Q: But I don’t think there has been attempt to regulate the internet as strongly and as consistently before than it is right now, isn’t it?
A: For the primary reason that it’s becoming more mainstream. Five years ago there was 10% of the population using the internet online, today there is 80% in some countries and all businesses. I think it’s a bit of a myth that any new rules that get defined for the new way society behaves and I am actually staying away from the notion of the internet because this doesn’t impact the internet only, it impacts you and me as individuals and it impacts businesses because now all businesses are present on the internet so any rule that applies for the internet businesses applies to traditional businesses.
So a bit of a deep think has to be conducted on what is important for the new world to survive and what are the new rules. I think these are hard problems, these are not easy problems. You ask me about investment and the people we are trying to hire, I think we are trying to put the people in place around the world to be able to have these conversations and participate in this rethink in constructive ways.
We understand the roles government play, we understand the role the regulators play and it’s a very hard job and a respectful job because they are trying to do right thing for the society. But it’s just an interpretation of what is the right thing and how do you arrive at that conclusion because it’s easier to get something wrong. If you don’t understand the complexity of the new world, the unintended consequences of what you might unleash if you focus on one part versus the other and I think that’s the challenge.
Q: But do you think that you all being invited to the conversation effectively enough or is it that you all are the villains that needs to be countered and checked?
A: The imitation comes in various shapes and forms, some come in conceptualization phases, some come as a court order, but we do get invited one way or the other to the conversation.
Q: Where India at in its attempts to understand and create a regulatory framework that suites the internet?
A: It’s a tough problem and I cannot comment specifically in the court case and that’s for my local counterparts talk about because they are involved in it.
Q: But the thing is that now not your local counterparts, they are out of the picture, isn’t it so it’s you guys who got to answer?

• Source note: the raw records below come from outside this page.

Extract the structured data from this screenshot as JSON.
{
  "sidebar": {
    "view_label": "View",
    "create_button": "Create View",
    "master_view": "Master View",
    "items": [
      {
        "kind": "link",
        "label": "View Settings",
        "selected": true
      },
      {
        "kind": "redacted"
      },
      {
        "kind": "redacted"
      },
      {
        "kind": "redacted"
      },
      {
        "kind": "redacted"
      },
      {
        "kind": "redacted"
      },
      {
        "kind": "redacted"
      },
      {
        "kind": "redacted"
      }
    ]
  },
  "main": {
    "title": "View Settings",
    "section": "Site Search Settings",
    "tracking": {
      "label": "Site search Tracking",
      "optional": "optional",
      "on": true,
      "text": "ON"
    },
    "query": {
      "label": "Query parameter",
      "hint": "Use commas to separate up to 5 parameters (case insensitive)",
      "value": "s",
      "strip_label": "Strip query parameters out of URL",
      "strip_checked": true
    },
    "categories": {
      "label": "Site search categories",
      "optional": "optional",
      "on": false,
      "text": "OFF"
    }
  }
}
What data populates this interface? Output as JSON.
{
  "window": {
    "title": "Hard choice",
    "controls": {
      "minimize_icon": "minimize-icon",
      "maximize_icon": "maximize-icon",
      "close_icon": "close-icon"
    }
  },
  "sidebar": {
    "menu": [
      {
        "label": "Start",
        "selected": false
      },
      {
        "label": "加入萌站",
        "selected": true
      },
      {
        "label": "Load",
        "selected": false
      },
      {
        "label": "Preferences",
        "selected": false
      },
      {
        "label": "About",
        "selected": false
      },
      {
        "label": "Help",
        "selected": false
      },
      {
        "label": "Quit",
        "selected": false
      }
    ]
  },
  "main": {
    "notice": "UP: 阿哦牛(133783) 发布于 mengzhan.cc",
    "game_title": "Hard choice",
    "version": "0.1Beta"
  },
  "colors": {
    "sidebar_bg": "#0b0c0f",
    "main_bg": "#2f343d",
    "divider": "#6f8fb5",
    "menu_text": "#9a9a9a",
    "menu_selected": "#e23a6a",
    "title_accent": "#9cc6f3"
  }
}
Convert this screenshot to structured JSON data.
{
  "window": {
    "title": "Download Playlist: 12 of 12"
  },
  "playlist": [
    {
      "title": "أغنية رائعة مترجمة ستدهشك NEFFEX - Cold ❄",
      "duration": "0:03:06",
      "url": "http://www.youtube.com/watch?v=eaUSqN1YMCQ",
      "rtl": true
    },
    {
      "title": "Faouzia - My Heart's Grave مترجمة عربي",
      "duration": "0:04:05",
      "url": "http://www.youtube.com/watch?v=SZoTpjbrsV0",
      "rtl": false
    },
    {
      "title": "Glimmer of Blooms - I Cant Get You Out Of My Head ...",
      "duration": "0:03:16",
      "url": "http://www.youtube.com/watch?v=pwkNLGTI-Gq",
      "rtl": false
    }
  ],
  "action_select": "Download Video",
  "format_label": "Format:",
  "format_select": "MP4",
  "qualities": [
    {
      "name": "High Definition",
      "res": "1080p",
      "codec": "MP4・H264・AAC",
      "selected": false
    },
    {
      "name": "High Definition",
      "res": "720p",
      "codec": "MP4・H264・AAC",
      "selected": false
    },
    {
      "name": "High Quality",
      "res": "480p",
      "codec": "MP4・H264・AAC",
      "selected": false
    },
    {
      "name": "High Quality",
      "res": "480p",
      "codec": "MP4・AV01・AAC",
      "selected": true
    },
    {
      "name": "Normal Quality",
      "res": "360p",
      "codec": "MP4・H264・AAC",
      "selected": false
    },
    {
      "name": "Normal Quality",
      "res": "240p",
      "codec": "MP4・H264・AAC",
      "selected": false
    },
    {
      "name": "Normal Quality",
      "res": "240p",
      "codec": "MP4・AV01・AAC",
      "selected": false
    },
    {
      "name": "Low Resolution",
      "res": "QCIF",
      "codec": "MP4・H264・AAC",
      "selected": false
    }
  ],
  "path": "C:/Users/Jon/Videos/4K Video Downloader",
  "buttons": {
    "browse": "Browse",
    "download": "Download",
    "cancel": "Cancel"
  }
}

A: Right and as I said we do get invited through the conversation and we are having conversations. My intent is not to offend anyone but it is a hard problem to solve. It is important to get into right, but it is important to get it right in the context of how the new world behaves.
Q: How do you think India is dealing with it compared to other countries that you have seen?
A: I think India is in a different point in the evolution of the internet. I think as you have talked about earlier, we are still seeing people get on to their phones and start interacting with the web more so not as much of the population is online. So I think we are going through the parts of the early phases where some other countries have been through the early phase and these are tough problems to solve.
My only hope is that enough time and effort will be spent in thinking through the consequences, both intended and unintended, as these conversations happen and things need to be weighed carefully before we make decisions because its easy to get something wrong and equally so something gotten to be right quickly as well.
India has a long history of conversation, it has a long history of being on the side of the citizen, the end user and there is a long history of great tremendous amount of growth so we have to make sure we get it right.